Download Full Text (1.6 MB)
White-nose syndrome (WNS) of bats has devastated bat populations in eastern North America since its discovery in 2006. WNS, caused by the fungus Pseudogymnoascus destructans, has spread quickly in North America and has become one of the most severe wildlife epidemics of our time. While P. destructans is spreading rapidly in North America, nothing is known about the sexual capacity of this fungus. To gain insight into the genes involved in sexual reproduction, we characterized the mating-type locus (MAT) of two Pseudogymnoascus spp. that are closely related to P. destructans and homothallic (self-fertile). As with other homothallic Ascomycota, the MAT locus of these two species encodes a conserved α-box protein (MAT1-1-1) as well as two high-mobility group (HMG) box proteins (MAT1-1-3 and MAT1-2-1). Comparisons with the MAT locus of the North American isolate of P. destructans (the ex-type isolate) revealed that this isolate of P. destructans was missing a clear homolog of the conserved HMG box protein (MAT1-2-1). These data prompted the discovery and molecular characterization of a heterothallic mating system in isolates of P. destructans from the Czech Republic. Both mating types of P. destructans were found to coexist within hibernacula, suggesting the presence of mating populations in Europe. Although populations of P. destructans in North America are thought to be clonal and of one mating type, the potential for sexual recombination indicates that continued vigilance is needed regarding introductions of additional isolates of this pathogen.

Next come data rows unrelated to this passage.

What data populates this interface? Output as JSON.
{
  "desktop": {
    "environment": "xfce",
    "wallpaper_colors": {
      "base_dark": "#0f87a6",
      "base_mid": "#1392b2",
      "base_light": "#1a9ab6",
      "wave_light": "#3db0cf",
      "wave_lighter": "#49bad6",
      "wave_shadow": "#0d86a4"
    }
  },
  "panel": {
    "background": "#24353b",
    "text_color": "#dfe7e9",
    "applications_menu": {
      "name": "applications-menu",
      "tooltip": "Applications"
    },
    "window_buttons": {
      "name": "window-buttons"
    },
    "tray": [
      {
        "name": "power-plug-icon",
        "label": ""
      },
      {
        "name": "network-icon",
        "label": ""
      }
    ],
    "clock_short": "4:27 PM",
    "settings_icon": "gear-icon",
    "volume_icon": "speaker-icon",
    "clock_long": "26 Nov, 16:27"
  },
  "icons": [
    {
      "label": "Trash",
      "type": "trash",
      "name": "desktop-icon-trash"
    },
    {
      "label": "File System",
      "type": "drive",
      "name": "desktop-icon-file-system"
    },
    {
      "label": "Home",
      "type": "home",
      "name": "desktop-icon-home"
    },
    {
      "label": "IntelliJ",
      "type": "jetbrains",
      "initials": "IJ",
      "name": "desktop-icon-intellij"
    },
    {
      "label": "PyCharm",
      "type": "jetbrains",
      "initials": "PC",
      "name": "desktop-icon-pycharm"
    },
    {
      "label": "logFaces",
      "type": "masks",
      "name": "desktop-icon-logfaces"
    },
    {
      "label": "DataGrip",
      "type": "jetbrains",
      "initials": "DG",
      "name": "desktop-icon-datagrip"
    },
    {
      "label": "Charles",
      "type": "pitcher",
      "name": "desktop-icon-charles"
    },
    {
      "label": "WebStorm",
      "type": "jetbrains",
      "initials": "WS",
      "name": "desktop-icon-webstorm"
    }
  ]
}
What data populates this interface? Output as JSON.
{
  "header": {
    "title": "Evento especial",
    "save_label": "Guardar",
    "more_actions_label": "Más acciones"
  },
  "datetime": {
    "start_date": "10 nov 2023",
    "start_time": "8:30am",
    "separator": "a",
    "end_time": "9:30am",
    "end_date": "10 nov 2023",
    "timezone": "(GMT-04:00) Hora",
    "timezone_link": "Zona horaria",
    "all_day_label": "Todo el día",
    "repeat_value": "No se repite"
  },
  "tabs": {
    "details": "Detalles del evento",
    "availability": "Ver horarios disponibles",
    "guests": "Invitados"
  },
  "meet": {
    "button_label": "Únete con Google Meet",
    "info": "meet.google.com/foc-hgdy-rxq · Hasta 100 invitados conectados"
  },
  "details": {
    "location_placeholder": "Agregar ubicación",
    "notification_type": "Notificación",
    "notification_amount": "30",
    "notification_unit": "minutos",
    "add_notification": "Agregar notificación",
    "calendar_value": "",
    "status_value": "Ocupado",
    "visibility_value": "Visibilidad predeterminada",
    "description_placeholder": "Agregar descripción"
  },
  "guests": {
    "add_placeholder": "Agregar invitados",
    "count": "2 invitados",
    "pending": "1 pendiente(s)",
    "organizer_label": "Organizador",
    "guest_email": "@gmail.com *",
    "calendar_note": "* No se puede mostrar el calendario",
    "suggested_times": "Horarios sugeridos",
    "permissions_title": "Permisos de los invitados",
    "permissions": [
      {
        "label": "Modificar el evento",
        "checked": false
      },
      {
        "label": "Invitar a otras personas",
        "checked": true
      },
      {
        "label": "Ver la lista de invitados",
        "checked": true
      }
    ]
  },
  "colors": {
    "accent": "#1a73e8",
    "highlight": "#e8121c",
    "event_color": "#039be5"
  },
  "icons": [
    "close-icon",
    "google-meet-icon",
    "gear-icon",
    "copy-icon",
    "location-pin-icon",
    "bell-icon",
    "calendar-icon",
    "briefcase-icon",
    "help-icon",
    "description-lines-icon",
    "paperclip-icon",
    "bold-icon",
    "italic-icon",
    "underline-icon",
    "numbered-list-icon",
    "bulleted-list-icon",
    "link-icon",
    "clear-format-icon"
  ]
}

Genes, Genomes, Genetics, Vol. 8, no. 8 (2014-09-01).
Geomyces, Sexual Reproduction, Mating Type, White-Nose Syndrome, Genetics Of Sex
Geomyces; Sexual Reproduction; Mating Type; White-Nose Syndrome; Genetics Of Sex
Palmer, Jonathan M.; Kubatova, Alena; Novakova, Alena; Minnis, Andrew M.; Kolarik, Miroslav; and Lindner, Daniel L., "Molecular Characterization of a Heterothallic Mating System in Pseudogymnoascus destructans, the Fungus Causing White-Nose Syndrome of Bats" (2014). KIP Articles. 3380.